Freedom of Expression

Press Release R71/11







Washington, D.C., July 20, 2011 The Office of the Special Rapporteur for Freedom of Expression of the Inter-American Commission on Human Rights (IACHR) expresses its concern regarding the sentence handed down in Perú against Hans Francisco Andrade Chavez, a journalist with the network America TV, for the crime of aggravated defamation.


According to the information received, a criminal judge of Chepén sentenced the journalist to two years in prison, payment of 4,000 New Soles as civil damages (around US$1,460) and a fine equivalent to 120 working day wages because he defamed a deputy manager of Public Services of Chepén. The decision ordered the journalist to issue a public retraction and apologize for two days via the same media outlet, at his own expense. The journalist and his lawyer announced that they will appeal the judgment. The case originated in March when the journalist interviewed a member of a local political party, who in several media outlets accused the deputy manager of threatening her with death. The plaintiff only sued the America TV journalist.


The Office of the Special Rapporteur has expressed its concern over the application of the crime of defamation in Peru against individuals who have limited themselves to denouncing or expressing opinions critical of those who hold or have held public office. This issue is even more worrisome if the defendant is a journalist who interviews a person who is discussing a topic of public interest in the media.


The act of denouncing or expressing opinions against public servants or persons who have held public office is broadly protected under Article 13 of the American Convention on Human Rights. Expression cannot, under any circumstance, be qualified as an act of criminal defamation based solely on the fact that the public figure addressed feels offended. Individuals who hold or have held public office have a duty to withstand a higher degree of criticism and questioning, precisely because they voluntarily assume the administration of important public responsibilities.

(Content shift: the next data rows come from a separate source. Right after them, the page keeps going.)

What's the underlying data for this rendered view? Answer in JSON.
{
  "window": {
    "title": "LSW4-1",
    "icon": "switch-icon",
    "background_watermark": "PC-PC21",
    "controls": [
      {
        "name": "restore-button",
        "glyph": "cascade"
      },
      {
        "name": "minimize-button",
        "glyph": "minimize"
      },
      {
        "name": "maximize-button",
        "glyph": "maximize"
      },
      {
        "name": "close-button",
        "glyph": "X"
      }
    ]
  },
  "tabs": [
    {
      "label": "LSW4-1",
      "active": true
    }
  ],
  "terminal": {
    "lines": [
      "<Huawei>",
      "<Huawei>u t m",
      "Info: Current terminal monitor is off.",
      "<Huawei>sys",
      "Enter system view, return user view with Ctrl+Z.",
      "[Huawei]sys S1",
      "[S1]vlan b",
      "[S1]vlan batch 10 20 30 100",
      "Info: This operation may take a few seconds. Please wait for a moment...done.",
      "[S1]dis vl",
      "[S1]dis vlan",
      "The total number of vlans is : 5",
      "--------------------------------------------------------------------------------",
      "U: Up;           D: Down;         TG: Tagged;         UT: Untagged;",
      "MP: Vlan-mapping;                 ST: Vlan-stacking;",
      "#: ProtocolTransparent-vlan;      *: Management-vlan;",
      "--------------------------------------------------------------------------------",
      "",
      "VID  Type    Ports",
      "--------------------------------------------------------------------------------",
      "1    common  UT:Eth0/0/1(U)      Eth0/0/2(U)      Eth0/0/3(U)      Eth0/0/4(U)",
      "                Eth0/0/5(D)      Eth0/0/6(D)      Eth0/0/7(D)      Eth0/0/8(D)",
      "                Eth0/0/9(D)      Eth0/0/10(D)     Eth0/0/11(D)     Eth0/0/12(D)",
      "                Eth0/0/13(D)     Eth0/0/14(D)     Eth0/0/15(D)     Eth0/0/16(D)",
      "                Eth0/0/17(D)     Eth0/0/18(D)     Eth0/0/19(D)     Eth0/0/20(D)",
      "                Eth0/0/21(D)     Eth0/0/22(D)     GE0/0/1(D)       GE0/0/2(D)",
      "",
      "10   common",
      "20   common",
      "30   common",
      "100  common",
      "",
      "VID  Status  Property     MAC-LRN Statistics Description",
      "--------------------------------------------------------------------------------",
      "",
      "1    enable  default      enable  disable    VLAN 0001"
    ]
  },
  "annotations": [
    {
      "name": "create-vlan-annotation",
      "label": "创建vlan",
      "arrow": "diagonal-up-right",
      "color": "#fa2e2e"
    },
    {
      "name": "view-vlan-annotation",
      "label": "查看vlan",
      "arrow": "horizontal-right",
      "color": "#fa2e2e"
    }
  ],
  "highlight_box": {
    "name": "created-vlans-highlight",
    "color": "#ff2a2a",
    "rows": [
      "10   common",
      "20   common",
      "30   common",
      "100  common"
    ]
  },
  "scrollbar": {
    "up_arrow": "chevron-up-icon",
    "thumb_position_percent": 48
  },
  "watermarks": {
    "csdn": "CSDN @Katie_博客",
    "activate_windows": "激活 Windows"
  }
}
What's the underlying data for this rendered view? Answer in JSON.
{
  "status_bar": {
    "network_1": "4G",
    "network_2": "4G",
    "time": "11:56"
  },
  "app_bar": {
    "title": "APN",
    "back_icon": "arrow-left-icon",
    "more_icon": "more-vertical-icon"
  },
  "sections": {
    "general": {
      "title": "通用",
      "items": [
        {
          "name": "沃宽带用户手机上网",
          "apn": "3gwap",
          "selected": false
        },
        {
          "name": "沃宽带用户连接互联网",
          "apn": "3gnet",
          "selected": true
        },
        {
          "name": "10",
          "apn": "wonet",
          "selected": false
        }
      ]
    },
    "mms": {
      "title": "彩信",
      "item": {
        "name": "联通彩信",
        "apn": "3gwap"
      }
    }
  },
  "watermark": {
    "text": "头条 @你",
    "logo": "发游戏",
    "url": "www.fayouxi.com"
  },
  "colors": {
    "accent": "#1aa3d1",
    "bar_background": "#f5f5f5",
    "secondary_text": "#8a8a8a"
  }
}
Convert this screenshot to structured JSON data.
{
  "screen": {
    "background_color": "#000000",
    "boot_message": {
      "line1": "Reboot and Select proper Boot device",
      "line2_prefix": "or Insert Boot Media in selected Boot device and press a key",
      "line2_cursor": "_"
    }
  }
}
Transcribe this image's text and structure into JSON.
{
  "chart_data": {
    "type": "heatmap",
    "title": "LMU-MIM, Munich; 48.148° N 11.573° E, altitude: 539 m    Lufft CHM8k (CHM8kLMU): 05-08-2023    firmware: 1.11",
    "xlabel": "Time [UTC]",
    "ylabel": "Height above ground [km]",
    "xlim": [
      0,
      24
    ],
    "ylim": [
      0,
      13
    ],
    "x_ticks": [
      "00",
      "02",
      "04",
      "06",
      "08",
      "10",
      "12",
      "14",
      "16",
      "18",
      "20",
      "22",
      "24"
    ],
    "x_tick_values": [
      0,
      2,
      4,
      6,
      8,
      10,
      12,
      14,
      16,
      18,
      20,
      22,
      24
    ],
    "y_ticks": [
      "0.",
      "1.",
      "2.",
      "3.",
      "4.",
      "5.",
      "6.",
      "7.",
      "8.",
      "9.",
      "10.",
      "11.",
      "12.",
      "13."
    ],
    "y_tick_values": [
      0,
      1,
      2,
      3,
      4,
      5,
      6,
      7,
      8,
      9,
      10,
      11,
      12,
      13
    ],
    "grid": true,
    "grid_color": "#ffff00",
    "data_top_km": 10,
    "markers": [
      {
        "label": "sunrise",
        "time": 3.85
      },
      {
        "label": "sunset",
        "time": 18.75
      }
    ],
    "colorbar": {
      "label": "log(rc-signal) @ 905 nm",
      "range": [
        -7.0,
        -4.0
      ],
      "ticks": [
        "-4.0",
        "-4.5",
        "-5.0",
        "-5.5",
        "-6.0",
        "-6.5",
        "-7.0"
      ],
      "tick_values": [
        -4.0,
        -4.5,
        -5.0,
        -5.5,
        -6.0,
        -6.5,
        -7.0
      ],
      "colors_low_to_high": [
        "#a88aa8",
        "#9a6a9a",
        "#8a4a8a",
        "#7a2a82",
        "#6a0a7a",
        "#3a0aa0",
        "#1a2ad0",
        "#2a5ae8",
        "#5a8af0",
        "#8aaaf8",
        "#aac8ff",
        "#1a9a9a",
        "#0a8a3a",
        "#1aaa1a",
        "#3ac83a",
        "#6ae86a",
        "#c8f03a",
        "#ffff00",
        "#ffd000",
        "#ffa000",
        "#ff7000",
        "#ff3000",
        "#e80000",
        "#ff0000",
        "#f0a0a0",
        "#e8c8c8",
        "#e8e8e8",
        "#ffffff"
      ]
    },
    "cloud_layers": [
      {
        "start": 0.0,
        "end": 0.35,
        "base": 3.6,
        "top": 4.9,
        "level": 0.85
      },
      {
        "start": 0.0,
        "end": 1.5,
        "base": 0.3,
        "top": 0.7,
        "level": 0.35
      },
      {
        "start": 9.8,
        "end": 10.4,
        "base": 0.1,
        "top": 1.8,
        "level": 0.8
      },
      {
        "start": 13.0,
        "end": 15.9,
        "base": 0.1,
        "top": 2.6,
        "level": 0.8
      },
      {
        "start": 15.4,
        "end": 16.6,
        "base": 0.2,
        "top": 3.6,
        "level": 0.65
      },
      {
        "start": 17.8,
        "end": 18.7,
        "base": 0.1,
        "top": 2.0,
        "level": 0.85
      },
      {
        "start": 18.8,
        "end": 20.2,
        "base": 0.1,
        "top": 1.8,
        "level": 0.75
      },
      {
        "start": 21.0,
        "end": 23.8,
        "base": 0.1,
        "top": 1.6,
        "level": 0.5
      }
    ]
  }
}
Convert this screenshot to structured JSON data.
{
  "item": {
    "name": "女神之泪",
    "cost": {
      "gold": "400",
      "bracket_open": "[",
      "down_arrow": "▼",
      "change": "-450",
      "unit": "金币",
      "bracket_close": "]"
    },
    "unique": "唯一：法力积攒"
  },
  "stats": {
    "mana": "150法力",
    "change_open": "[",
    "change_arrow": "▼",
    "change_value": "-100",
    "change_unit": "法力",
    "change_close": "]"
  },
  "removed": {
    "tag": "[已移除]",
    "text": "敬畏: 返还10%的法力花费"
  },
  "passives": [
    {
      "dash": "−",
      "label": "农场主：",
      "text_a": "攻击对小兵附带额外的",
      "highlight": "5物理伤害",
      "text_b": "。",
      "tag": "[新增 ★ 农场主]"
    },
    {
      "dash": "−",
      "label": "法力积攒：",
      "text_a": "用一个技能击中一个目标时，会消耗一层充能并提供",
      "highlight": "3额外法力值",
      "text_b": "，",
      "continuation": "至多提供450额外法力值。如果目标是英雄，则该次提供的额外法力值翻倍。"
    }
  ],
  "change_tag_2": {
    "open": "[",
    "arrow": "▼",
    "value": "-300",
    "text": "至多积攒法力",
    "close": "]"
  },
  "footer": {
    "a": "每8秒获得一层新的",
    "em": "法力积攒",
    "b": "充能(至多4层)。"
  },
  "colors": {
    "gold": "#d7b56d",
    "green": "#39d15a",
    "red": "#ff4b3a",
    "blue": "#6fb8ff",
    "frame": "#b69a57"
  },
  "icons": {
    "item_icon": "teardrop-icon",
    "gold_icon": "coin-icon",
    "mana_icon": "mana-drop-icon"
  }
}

Accordingly, principle ten of the Declaration of Principles on Freedom of Expression of the Inter-American Commission on Human Rights establishes that: "The protection of a person's reputation should only be guaranteed through civil sanctions in those cases in which the person offended is a public official, a public person or a private person who has voluntarily become involved in matters of public interest. In addition, in these cases, it must be proven that in disseminating the news, the social communicator had the specific intent to inflict harm, was fully aware that false news was disseminated, or acted with gross negligence in efforts to determine the truth or falsity of such news."


The Office of the Special Rapporteur calls upon the competent judicial authorities of Peru to consider the international standards on freedom of expression currently in effect when rendering their decision in the case of Hans Francisco Andrade Chávez.